How to install a closet rod on an angled wall

Written by susan raphael
  • Share
  • Tweet
  • Share
  • Pin
  • Email
How to install a closet rod on an angled wall
Add a closet rod to an angled wall. (closet image by pearlguy from

Older houses and those renovated into apartments may not have actual closets, but can include some other funny spaces that can be converted. Occasionally, these turn out to have angled walls (or ceilings, depending on your point of view), which can be turned into decent clothing storage areas, especially when you consider that most of the space above a shelf-and-rod system is wasted. As long as there's enough height to hang clothes straight, and width enough to fit any jacket with padded shoulders, there's a place for a closet rod.
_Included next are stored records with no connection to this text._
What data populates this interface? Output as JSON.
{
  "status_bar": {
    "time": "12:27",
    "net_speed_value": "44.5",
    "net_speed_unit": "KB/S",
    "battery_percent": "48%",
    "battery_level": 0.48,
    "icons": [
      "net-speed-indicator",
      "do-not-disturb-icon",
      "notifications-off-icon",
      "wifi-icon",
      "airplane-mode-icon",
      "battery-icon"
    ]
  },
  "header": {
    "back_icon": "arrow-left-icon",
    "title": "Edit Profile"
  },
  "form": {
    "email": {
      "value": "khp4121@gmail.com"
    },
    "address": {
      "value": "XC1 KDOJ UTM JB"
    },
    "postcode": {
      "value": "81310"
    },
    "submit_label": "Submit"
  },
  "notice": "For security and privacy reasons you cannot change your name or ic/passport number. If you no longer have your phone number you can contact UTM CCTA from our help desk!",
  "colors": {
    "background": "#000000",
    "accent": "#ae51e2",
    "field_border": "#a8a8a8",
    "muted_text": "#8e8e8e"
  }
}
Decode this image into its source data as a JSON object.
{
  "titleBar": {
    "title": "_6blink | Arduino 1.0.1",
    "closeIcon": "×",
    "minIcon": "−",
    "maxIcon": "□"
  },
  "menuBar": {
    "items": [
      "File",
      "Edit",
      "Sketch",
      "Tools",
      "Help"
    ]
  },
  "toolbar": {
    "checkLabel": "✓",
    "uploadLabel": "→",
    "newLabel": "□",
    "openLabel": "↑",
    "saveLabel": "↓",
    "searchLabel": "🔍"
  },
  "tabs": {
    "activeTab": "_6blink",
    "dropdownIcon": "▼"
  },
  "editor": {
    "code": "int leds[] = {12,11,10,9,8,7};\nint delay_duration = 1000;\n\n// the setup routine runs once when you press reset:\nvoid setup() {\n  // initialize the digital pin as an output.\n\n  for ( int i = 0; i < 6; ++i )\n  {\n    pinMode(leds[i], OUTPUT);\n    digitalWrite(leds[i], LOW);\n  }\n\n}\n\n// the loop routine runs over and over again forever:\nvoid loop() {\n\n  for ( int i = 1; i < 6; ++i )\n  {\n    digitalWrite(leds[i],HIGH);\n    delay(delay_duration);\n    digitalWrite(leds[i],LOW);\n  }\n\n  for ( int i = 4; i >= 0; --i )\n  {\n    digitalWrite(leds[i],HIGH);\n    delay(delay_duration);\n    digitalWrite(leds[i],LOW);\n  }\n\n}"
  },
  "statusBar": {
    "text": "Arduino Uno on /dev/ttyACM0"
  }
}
Skill level:

Things you need

  • Brackets
  • Carpenter's level
  • Pencil
  • Heavy screw anchors
  • Screws
  • Tape measure

Show MoreHide


  1. 1

    Measure the length of your longest piece of clothing, using the tape measure. Add 8 to 12 inches, this is the necessary height for the bar. Mark this spot on the wall. Find your widest piece of clothing and measure across it, and add enough width to compensate for the upward slope; this determines the open distance from the flat wall, and the point directly above where you'll install the rod. Mark that with a pencil, as well.

  2. 2

    Hold the bar up against the mark on the ceiling; you might even hang something long or wide from it, just to be sure. Find the right spot, and draw lines at either end of the rod.

  3. 3

    Set a bracket against the wall and mark inside its screw holes. Do this for the other end of the rod, also.

  4. 4

    Insert the screw anchors into the wall, using a screwdriver, in the place where the hang bar supports will be.

  5. 5

    Install the hang bar supports, using the hardware included with the screw anchors and a screwdriver.

  6. 6

    Attach the rod by inserting it into its brackets.

Tips and warnings

  • Knock on the space where you want to hang the rod. Hearing a solid thud means that it's a relatively solid base.
  • Test the rod for weight a little bit at a time; you have to stay within the capacity of the screw anchors.

Don't Miss

  • All types
  • Articles
  • Slideshows
  • Videos
  • Most relevant
  • Most popular
  • Most recent

No articles available

No slideshows available

No videos available

By using the site, you consent to the use of cookies. For more information, please see our Cookie policy.